The Chairman of the OPTS, Mr Mike Sangster, who expressed the concerns of the body said: “if the PIB is passed in its current form, it will not meet the government’s objectives of making Nigeria the leading destination for oil and gas investment and the recent scarcity of investmentonly $3 billion out of $70 billion in Africa-will continue.
“Nigeria faces ever increasing competition for investment and, despite having the largest reserves, only $3 billion out of the $70 billion committed in Africa for projects sanctioned between 2015 and 2019 were attributed to Nigeria, representing a meager four per cent”.
“This lack of competitiveness is caused in part by the high cost of doing business in Nigeria, with overall project costs and operations costs being 69 per cent and 42 per cent higher than the global average respectively.

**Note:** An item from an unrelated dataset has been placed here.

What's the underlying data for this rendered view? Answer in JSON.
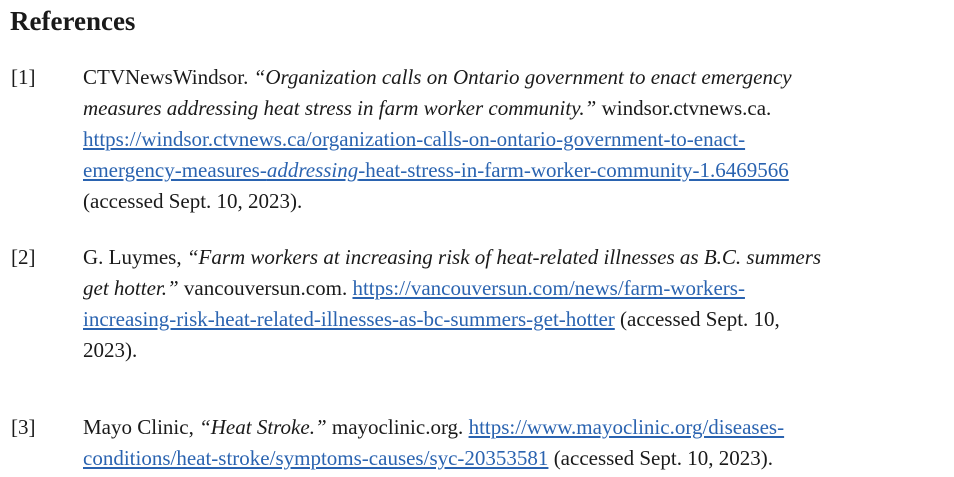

A PIB, which safeguards existing projects and introduces competitive terms, is required to fully utilise the country’s resources for the benefit of all Nigerians,” Sangster stated. He, however, said that OPTS had conducted a detailed review of the PIB and commended the Federal Government’s efforts to introduce a comprehensive bill to address a number of issues affecting operations of the oil and gas industry.
He said that OPTS had observed some positive provisions in the bill which includes lower headline taxes rates for onshore and shallow water oil development activities. He added that the PIB also made provision for commercialisation of the Nigerian National Petroleum Corporation (NNPC) to bring about improved business efficiency among other laudable initiatives in the PIB.
Meanwhile, the President of the Senate, Ahmad Lawan and the Minister of State for Petroleum Resources, Timipre Sylva, expressed optimism that the passage of the bill would boost socio-economic fortunes of the Host Communities and Nigeria in general. While declaring the event open, Lawan said that the National Assembly will ensure that when passed into law, the legislation would guarantee improved revenue earnings for the country as well as protect the investors and the oil producing communities.
His words: “Let me say this, we (National Assembly) will pass this bill not without ensuring that it is a bill that satisfies certain conditions. Nigeria is blessed with these resources, we want Nigeria to benefit optimally from them. In fact, we are in a hurry because we have lost so many years of benefits that we could have had.”
He, however, noted that the nonpassage of the PIB had been a major drag on the industry over the years, significantly limiting its ability to attract both local and foreign capital at a time when many other countries are scrambling to exploit their oil and gas resources. “The mere knowledge that the nation’s oil industry is still being governed by laws enacted more than 50 years ago is ludicrous and extremely disappointing.
As legislators, we will strive to deliver a Bill that will enhance the growth of our oil and gas industry, modernize our fiscal system and enhance competitiveness, while creating harmony for all stakeholders. This is a promise we have made and that we shall achieve. “Nigeria must have an Oil and Gas Industry that benefits its people. Equally, our Oil and Gas Industry must be competitive.
We must create a sustainable investment climate, where business in the sector will flourish,” he said. On his part, the Minister of State for Petroleum Resources, said that the passage of the PIB would assist host communities in petroleum operation areas to achieve their aspirations.
Calling for expeditious passage of the bill, Sylva said that the host communities would benefit immensely, noting that the objectives of the bill included promotion of economic growth through increased oil and gas production. Other objectives according to the Minister, are to stimulate economic growth through investment in midstream gas infrastructure and to institute a strong regulatory framework with increase emphasis on midstream development.